[Dataset rows describing interfaces]
- - -
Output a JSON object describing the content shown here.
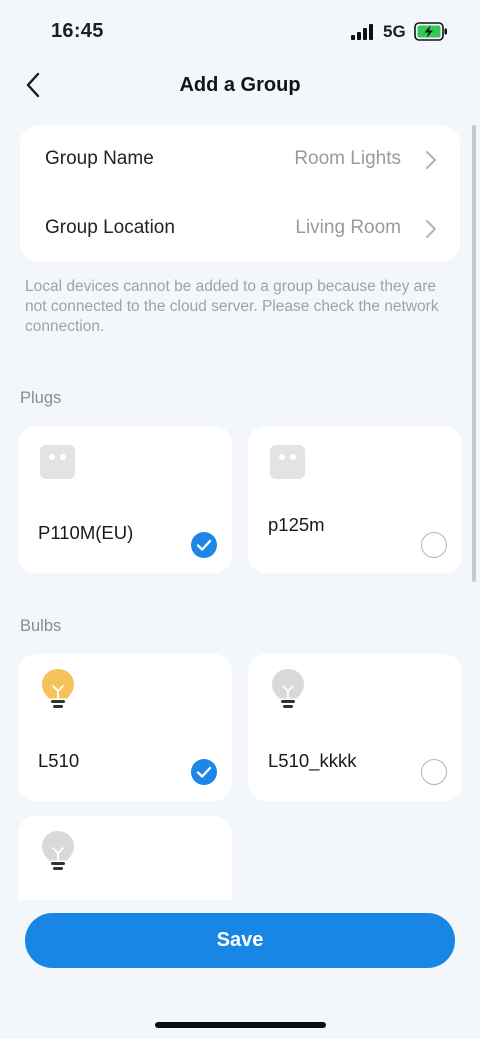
{
  "status_bar": {
    "time": "16:45",
    "network": "5G"
  },
  "header": {
    "title": "Add a Group"
  },
  "settings": [
    {
      "label": "Group Name",
      "value": "Room Lights"
    },
    {
      "label": "Group Location",
      "value": "Living Room"
    }
  ],
  "notice": "Local devices cannot be added to a group because they are not connected to the cloud server. Please check the network connection.",
  "sections": {
    "plugs": {
      "title": "Plugs",
      "devices": [
        {
          "name": "P110M(EU)",
          "selected": true,
          "icon": "smart-plug-icon"
        },
        {
          "name": "p125m",
          "selected": false,
          "icon": "smart-plug-icon"
        }
      ]
    },
    "bulbs": {
      "title": "Bulbs",
      "devices": [
        {
          "name": "L510",
          "selected": true,
          "icon": "lit-bulb-icon"
        },
        {
          "name": "L510_kkkk",
          "selected": false,
          "icon": "bulb-icon"
        },
        {
          "name": "",
          "selected": false,
          "icon": "bulb-icon"
        }
      ]
    }
  },
  "save_label": "Save",
  "colors": {
    "accent": "#1786e5",
    "background": "#f3f6fa",
    "bulb_on": "#f5c35c",
    "bulb_off": "#d9d9d9"
  }
}
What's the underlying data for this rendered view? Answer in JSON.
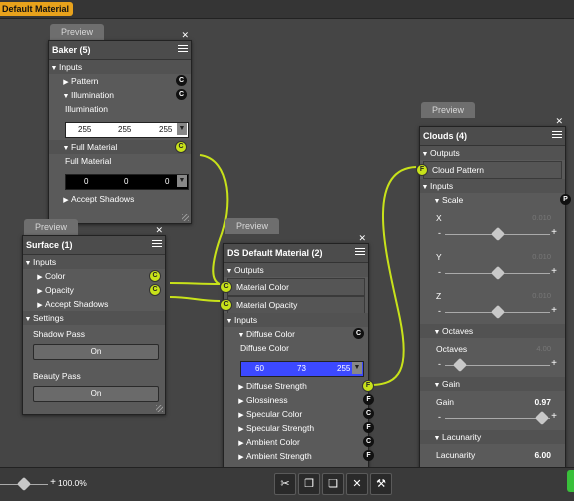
{
  "window": {
    "active_tab": "Default Material"
  },
  "preview_label": "Preview",
  "baker": {
    "title": "Baker (5)",
    "inputs_label": "Inputs",
    "pattern_label": "Pattern",
    "pattern_badge": "C",
    "illumination_label": "Illumination",
    "illumination_badge": "C",
    "illumination_sub": "Illumination",
    "illumination_rgb": [
      "255",
      "255",
      "255"
    ],
    "full_material_label": "Full Material",
    "full_material_badge": "C",
    "full_material_sub": "Full Material",
    "full_material_rgb": [
      "0",
      "0",
      "0"
    ],
    "accept_shadows_label": "Accept Shadows"
  },
  "surface": {
    "title": "Surface (1)",
    "inputs_label": "Inputs",
    "color_label": "Color",
    "color_badge": "C",
    "opacity_label": "Opacity",
    "opacity_badge": "C",
    "accept_shadows_label": "Accept Shadows",
    "settings_label": "Settings",
    "shadow_pass_label": "Shadow Pass",
    "shadow_pass_value": "On",
    "beauty_pass_label": "Beauty Pass",
    "beauty_pass_value": "On"
  },
  "ds_material": {
    "title": "DS Default Material (2)",
    "outputs_label": "Outputs",
    "material_color_label": "Material Color",
    "material_color_badge": "C",
    "material_opacity_label": "Material Opacity",
    "material_opacity_badge": "C",
    "inputs_label": "Inputs",
    "diffuse_color_label": "Diffuse Color",
    "diffuse_color_badge": "C",
    "diffuse_color_sub": "Diffuse Color",
    "diffuse_rgb": [
      "60",
      "73",
      "255"
    ],
    "diffuse_swatch": "#3c49ff",
    "rows": [
      {
        "label": "Diffuse Strength",
        "badge": "F",
        "yellow": true
      },
      {
        "label": "Glossiness",
        "badge": "F",
        "yellow": false
      },
      {
        "label": "Specular Color",
        "badge": "C",
        "yellow": false
      },
      {
        "label": "Specular Strength",
        "badge": "F",
        "yellow": false
      },
      {
        "label": "Ambient Color",
        "badge": "C",
        "yellow": false
      },
      {
        "label": "Ambient Strength",
        "badge": "F",
        "yellow": false
      }
    ]
  },
  "clouds": {
    "title": "Clouds (4)",
    "outputs_label": "Outputs",
    "cloud_pattern_label": "Cloud Pattern",
    "cloud_pattern_badge": "F",
    "inputs_label": "Inputs",
    "scale_label": "Scale",
    "scale_badge": "P",
    "x_label": "X",
    "x_value": "0.010",
    "x_level": 0.5,
    "y_label": "Y",
    "y_value": "0.010",
    "y_level": 0.5,
    "z_label": "Z",
    "z_value": "0.010",
    "z_level": 0.5,
    "octaves_header": "Octaves",
    "octaves_label": "Octaves",
    "octaves_value": "4.00",
    "octaves_level": 0.1,
    "gain_header": "Gain",
    "gain_label": "Gain",
    "gain_value": "0.97",
    "gain_level": 0.97,
    "lacunarity_header": "Lacunarity",
    "lacunarity_label": "Lacunarity",
    "lacunarity_value": "6.00"
  },
  "bottom": {
    "zoom_value": "100.0%",
    "zoom_level": 0.5
  },
  "colors": {
    "wire": "#c8e21a",
    "accent": "#e8a21c"
  }
}
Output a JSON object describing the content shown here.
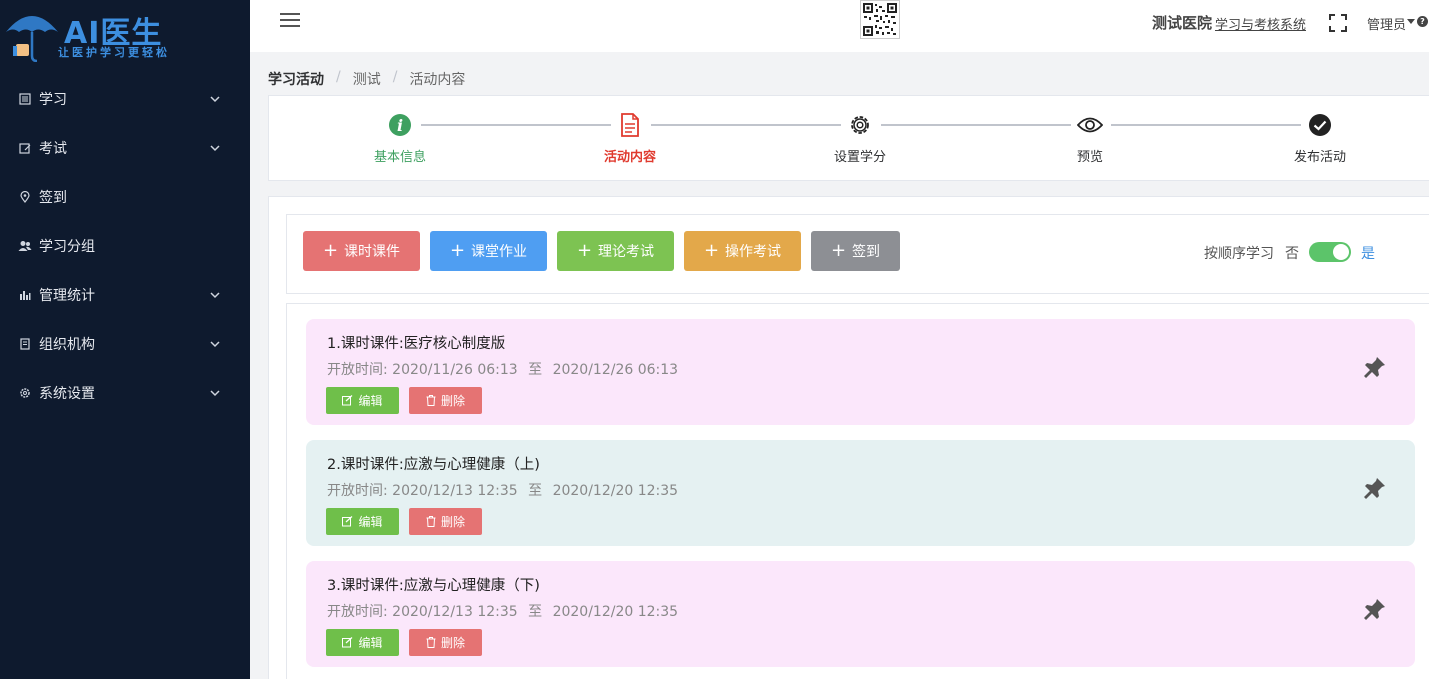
{
  "brand": {
    "title": "AI医生",
    "subtitle": "让医护学习更轻松"
  },
  "sidebar": {
    "items": [
      {
        "label": "学习",
        "icon": "book-icon",
        "expandable": true
      },
      {
        "label": "考试",
        "icon": "exam-icon",
        "expandable": true
      },
      {
        "label": "签到",
        "icon": "location-pin-icon",
        "expandable": false
      },
      {
        "label": "学习分组",
        "icon": "users-icon",
        "expandable": false
      },
      {
        "label": "管理统计",
        "icon": "bar-chart-icon",
        "expandable": true
      },
      {
        "label": "组织机构",
        "icon": "building-icon",
        "expandable": true
      },
      {
        "label": "系统设置",
        "icon": "gear-icon",
        "expandable": true
      }
    ]
  },
  "header": {
    "hospital": "测试医院",
    "system_link": "学习与考核系统",
    "user": "管理员",
    "help": "?"
  },
  "breadcrumb": [
    "学习活动",
    "测试",
    "活动内容"
  ],
  "steps": [
    {
      "label": "基本信息",
      "status": "done",
      "icon": "info-icon"
    },
    {
      "label": "活动内容",
      "status": "active",
      "icon": "document-icon"
    },
    {
      "label": "设置学分",
      "status": "pending",
      "icon": "gear-icon"
    },
    {
      "label": "预览",
      "status": "pending",
      "icon": "eye-icon"
    },
    {
      "label": "发布活动",
      "status": "pending",
      "icon": "check-circle-icon"
    }
  ],
  "toolbar": {
    "buttons": [
      {
        "label": "课时课件",
        "color": "#e57373"
      },
      {
        "label": "课堂作业",
        "color": "#4f9ef2"
      },
      {
        "label": "理论考试",
        "color": "#7dc352"
      },
      {
        "label": "操作考试",
        "color": "#e3a84a"
      },
      {
        "label": "签到",
        "color": "#8d8f94"
      }
    ],
    "order_label": "按顺序学习",
    "order_no": "否",
    "order_yes": "是",
    "order_enabled": true
  },
  "items": [
    {
      "title": "1.课时课件:医疗核心制度版",
      "time_prefix": "开放时间:",
      "start": "2020/11/26 06:13",
      "to": "至",
      "end": "2020/12/26 06:13",
      "edit": "编辑",
      "delete": "删除"
    },
    {
      "title": "2.课时课件:应激与心理健康（上)",
      "time_prefix": "开放时间:",
      "start": "2020/12/13 12:35",
      "to": "至",
      "end": "2020/12/20 12:35",
      "edit": "编辑",
      "delete": "删除"
    },
    {
      "title": "3.课时课件:应激与心理健康（下)",
      "time_prefix": "开放时间:",
      "start": "2020/12/13 12:35",
      "to": "至",
      "end": "2020/12/20 12:35",
      "edit": "编辑",
      "delete": "删除"
    }
  ]
}
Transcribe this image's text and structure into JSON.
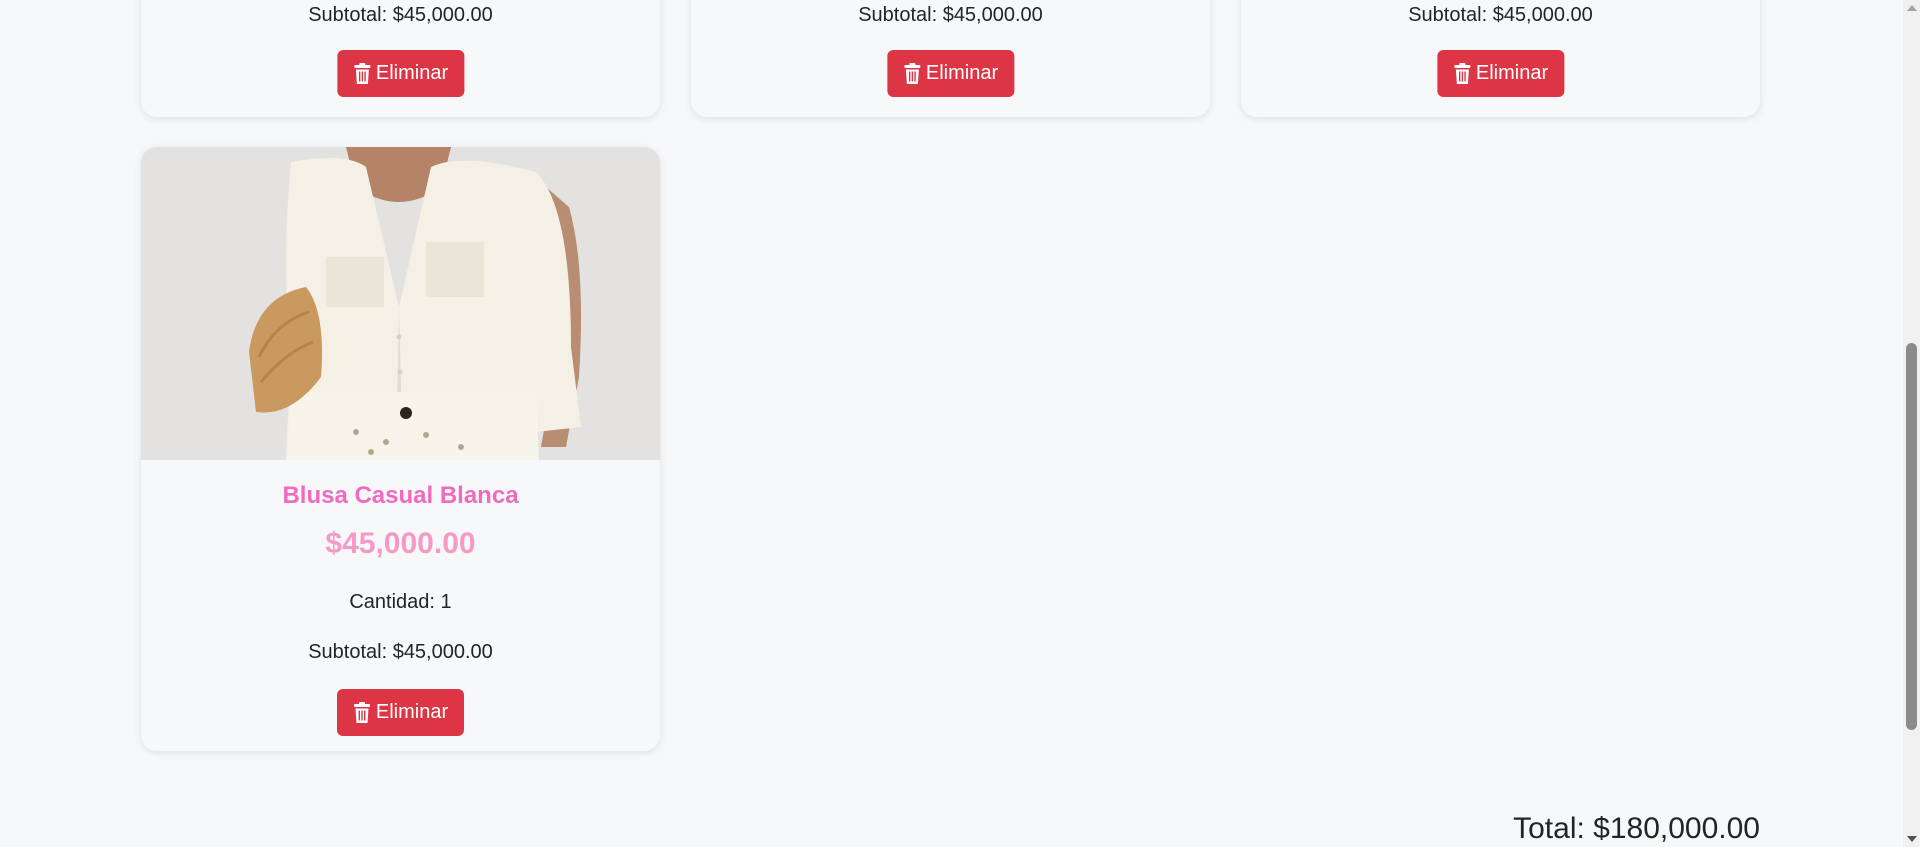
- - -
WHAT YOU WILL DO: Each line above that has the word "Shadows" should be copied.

EXERCISE OUTPUT:
    "accept_shadows_label": "Accept Shadows"
    "accept_shadows_label": "Accept Shadows",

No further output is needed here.